Segment Start: Supplied records

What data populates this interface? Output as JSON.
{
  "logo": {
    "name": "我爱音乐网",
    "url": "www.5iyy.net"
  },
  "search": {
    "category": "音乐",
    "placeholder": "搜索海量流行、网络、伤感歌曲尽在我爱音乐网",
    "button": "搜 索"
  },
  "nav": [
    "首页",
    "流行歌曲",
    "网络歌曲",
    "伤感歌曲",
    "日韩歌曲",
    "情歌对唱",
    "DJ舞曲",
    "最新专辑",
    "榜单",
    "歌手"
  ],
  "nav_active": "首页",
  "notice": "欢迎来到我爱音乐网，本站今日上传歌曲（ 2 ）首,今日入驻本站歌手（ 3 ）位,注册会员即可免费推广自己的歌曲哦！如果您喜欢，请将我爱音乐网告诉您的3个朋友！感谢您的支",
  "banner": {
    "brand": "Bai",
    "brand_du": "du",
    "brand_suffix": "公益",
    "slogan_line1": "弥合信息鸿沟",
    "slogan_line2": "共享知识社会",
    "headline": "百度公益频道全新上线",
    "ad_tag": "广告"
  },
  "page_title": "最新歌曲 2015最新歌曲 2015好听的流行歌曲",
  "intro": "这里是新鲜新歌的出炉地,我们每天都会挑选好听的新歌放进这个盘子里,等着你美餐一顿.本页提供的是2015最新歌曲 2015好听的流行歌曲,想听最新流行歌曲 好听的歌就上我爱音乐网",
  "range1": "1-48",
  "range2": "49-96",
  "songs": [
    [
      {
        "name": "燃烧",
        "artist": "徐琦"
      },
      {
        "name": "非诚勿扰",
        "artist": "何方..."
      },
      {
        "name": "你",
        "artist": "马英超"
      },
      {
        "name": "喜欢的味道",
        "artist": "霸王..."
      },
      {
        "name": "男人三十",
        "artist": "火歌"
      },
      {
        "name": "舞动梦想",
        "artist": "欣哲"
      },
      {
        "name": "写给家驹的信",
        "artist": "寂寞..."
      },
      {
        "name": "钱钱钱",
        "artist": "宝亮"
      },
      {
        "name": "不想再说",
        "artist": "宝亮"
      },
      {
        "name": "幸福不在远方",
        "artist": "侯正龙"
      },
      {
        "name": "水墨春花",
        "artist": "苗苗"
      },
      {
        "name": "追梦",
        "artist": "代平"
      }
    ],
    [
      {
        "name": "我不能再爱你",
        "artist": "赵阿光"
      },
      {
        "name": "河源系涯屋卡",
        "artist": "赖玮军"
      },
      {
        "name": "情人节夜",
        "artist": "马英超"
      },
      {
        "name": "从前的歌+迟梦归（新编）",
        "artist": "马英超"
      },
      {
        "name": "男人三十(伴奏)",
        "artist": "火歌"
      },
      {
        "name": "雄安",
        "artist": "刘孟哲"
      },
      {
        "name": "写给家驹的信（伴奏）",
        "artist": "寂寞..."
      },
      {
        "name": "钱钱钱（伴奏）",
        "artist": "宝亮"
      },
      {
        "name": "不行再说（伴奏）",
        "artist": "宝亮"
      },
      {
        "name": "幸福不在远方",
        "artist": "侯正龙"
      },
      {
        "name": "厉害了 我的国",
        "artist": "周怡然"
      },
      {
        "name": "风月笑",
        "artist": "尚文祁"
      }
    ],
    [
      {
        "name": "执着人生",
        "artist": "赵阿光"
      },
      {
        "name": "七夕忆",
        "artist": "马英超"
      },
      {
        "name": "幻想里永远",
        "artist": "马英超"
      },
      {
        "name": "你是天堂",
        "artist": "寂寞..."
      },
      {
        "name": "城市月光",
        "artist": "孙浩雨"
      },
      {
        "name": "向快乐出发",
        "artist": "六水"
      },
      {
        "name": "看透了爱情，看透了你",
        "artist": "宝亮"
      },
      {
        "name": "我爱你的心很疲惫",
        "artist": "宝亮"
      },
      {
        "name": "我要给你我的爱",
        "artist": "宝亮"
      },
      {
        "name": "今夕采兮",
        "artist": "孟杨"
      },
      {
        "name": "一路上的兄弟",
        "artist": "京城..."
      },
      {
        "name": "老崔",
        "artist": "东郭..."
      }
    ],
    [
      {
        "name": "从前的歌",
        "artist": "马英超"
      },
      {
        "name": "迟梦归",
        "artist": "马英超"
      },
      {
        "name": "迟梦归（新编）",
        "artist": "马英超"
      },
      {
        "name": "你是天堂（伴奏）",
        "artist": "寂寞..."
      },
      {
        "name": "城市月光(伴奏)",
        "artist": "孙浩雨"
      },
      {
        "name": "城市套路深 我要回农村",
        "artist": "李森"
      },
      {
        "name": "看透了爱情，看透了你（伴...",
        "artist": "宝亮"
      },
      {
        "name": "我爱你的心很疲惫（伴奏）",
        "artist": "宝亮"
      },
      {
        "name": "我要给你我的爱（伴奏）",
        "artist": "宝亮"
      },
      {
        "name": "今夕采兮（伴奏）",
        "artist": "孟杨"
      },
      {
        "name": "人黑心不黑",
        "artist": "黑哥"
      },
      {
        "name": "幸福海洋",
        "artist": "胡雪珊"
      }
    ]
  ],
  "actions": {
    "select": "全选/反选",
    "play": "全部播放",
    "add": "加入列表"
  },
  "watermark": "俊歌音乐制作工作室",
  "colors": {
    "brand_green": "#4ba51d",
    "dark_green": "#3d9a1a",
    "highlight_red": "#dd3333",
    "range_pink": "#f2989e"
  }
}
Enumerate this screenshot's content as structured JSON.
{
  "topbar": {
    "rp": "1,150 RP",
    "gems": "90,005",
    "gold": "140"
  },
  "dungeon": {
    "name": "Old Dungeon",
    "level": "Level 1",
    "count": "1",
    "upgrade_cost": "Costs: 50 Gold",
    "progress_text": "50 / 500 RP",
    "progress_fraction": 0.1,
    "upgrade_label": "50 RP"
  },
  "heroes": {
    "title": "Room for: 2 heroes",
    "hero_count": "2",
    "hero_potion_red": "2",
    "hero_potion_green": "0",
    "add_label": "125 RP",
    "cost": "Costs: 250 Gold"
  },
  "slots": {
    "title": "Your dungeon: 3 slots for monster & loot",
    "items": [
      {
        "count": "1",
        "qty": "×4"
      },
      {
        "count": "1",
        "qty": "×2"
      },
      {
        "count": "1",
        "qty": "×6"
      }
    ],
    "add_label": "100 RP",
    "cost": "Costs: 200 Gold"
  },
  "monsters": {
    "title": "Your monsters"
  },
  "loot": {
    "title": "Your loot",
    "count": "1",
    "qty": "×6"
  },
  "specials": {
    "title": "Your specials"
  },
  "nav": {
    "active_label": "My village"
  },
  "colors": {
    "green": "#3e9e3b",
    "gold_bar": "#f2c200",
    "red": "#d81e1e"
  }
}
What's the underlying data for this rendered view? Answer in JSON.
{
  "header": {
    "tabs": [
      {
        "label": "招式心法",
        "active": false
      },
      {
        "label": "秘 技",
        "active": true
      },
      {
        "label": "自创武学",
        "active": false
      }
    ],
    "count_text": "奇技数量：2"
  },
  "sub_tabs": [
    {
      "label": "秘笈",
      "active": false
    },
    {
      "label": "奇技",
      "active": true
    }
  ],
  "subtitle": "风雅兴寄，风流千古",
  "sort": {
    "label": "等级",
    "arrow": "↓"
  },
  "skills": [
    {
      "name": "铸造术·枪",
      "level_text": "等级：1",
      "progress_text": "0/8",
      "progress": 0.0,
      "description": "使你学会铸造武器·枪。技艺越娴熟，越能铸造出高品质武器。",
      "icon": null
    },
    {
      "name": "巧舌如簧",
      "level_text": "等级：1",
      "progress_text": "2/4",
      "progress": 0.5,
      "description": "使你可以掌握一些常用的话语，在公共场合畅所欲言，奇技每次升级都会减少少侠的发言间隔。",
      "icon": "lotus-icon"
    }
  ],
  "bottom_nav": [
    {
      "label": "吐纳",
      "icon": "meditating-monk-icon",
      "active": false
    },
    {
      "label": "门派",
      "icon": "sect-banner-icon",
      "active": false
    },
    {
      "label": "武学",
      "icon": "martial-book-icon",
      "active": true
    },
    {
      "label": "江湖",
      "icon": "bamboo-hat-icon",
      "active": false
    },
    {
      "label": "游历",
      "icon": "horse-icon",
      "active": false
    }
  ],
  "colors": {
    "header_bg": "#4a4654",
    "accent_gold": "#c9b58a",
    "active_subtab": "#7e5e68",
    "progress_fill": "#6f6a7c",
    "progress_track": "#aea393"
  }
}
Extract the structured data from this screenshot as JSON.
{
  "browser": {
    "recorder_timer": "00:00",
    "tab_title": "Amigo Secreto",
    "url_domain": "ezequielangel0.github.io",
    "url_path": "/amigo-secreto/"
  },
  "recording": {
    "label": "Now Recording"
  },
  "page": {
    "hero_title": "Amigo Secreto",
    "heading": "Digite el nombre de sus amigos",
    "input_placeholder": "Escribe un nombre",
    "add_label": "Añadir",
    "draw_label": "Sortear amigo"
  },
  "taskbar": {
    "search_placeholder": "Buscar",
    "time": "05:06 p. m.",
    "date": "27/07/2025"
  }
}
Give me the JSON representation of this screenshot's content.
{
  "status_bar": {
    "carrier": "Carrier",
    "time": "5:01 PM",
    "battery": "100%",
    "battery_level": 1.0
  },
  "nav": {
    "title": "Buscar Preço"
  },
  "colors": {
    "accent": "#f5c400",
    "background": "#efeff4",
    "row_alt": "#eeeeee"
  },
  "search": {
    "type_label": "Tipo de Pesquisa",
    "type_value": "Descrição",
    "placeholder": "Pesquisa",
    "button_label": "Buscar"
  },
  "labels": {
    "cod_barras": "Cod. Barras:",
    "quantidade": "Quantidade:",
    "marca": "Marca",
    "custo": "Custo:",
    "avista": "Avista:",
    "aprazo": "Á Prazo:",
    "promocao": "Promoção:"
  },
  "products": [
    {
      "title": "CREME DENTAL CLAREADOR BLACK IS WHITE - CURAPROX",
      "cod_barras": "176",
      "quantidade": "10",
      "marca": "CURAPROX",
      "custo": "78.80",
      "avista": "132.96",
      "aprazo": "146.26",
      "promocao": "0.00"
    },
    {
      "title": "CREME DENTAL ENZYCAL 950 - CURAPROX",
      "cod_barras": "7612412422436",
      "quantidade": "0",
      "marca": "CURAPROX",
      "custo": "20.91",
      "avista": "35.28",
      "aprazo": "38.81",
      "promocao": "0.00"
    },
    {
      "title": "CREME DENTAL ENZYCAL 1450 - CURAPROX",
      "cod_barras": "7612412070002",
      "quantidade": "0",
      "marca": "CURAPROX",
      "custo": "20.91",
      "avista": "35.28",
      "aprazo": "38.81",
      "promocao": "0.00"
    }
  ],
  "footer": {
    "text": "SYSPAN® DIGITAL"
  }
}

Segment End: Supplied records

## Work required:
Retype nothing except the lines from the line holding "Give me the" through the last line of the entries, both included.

## Task solution:
Give me the JSON representation of this screenshot's content.
{
  "status_bar": {
    "carrier": "Carrier",
    "time": "5:01 PM",
    "battery": "100%",
    "battery_level": 1.0
  },
  "nav": {
    "title": "Buscar Preço"
  },
  "colors": {
    "accent": "#f5c400",
    "background": "#efeff4",
    "row_alt": "#eeeeee"
  },
  "search": {
    "type_label": "Tipo de Pesquisa",
    "type_value": "Descrição",
    "placeholder": "Pesquisa",
    "button_label": "Buscar"
  },
  "labels": {
    "cod_barras": "Cod. Barras:",
    "quantidade": "Quantidade:",
    "marca": "Marca",
    "custo": "Custo:",
    "avista": "Avista:",
    "aprazo": "Á Prazo:",
    "promocao": "Promoção:"
  },
  "products": [
    {
      "title": "CREME DENTAL CLAREADOR BLACK IS WHITE - CURAPROX",
      "cod_barras": "176",
      "quantidade": "10",
      "marca": "CURAPROX",
      "custo": "78.80",
      "avista": "132.96",
      "aprazo": "146.26",
      "promocao": "0.00"
    },
    {
      "title": "CREME DENTAL ENZYCAL 950 - CURAPROX",
      "cod_barras": "7612412422436",
      "quantidade": "0",
      "marca": "CURAPROX",
      "custo": "20.91",
      "avista": "35.28",
      "aprazo": "38.81",
      "promocao": "0.00"
    },
    {
      "title": "CREME DENTAL ENZYCAL 1450 - CURAPROX",
      "cod_barras": "7612412070002",
      "quantidade": "0",
      "marca": "CURAPROX",
      "custo": "20.91",
      "avista": "35.28",
      "aprazo": "38.81",
      "promocao": "0.00"
    }
  ],
  "footer": {
    "text": "SYSPAN® DIGITAL"
  }
}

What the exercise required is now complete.